The mighty civilisation of Aksum, centred on the verdant Ethiopian highlands of Tigray, thrived for much of the 1st millennium BC. Once described as one of the four greatest kingdoms on earth, along with Rome, China, and Persia, it was an important trading empire ruled by a wealthy elite. Its connections stretched from Europe to China, bolstered by a lucrative trade in indigenous frankincense, myrrh, and gold. Yet with the passage of time, the kingdom fell from wider memory. Despite over a century of excavations, the archaeology of Aksum – with its wealthy settlements and iconic field of towering stone-carved stelae – remains little known when compared to the sites of Rome or Persia.
Yet what of the period before Aksum? In this so-called ‘pre-Aksumite’ era, we enter even less well-known territory, but it is equally fascinating.
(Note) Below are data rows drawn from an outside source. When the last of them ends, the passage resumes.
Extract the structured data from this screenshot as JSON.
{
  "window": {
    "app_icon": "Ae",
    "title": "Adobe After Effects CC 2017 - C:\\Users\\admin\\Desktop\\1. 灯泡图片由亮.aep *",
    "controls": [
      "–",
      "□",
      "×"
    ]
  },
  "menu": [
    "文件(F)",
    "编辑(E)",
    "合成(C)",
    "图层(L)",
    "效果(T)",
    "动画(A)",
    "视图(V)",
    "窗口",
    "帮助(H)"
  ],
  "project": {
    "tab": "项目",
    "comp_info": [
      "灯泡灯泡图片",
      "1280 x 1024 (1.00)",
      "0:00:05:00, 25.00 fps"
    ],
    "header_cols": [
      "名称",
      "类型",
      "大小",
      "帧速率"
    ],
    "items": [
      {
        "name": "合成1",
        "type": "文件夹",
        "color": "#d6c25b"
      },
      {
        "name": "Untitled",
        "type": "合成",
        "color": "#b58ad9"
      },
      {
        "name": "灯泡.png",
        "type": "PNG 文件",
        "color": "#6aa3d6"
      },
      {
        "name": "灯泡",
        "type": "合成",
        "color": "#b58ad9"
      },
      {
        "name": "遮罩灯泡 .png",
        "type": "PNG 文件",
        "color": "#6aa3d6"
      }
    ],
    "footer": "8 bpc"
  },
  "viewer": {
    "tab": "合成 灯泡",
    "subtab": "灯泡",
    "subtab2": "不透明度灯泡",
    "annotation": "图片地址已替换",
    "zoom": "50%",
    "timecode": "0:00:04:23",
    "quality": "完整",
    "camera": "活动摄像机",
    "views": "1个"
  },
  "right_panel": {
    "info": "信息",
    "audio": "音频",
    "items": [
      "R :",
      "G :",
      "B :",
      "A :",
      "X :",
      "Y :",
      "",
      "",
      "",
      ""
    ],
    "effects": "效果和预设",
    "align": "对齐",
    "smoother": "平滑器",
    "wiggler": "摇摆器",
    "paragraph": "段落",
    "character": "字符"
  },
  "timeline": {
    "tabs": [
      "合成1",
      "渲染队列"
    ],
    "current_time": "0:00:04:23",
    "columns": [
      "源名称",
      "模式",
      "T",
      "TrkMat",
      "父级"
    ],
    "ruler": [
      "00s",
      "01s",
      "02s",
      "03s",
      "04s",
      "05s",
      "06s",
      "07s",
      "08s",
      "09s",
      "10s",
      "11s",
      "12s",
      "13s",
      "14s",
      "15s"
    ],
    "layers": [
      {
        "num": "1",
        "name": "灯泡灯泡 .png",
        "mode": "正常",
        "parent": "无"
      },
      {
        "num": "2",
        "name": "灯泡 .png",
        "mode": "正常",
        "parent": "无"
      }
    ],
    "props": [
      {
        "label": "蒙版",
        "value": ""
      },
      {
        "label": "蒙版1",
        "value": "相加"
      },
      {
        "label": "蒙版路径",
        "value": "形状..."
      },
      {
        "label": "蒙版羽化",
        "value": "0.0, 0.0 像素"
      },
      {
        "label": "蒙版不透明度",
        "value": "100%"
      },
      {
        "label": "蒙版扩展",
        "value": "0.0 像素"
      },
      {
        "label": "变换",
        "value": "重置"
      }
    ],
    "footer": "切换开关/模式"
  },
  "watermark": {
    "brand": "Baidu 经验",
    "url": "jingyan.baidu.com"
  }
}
Here we witness a world of elegantly austere monumental temples, and a mysterious merging of cultures across the Red Sea with ancient Yemen and the kingdom of Saba, commonly thought to be the biblical land of ‘Sheba’. Stretching back to the early 1st millennium BC and beyond, this is Ethiopia’s earliest known civilisation.
While previous research has revealed something of the religious aspects of pre-Aksumite Ethiopia, we are now beginning to shed light on their intriguing residential life. Indeed, since 2007, our team from the German Archaeological Institute, in cooperation with the Tigray Culture and Tourism Bureau, has been investigating a series of pre-Aksumite sites dating to the 1st millennium BC in the hinterlands of Wuqro, a rapidly growing town in eastern Tigray. The results have been spectacular.
Images: DAI/ P Wolf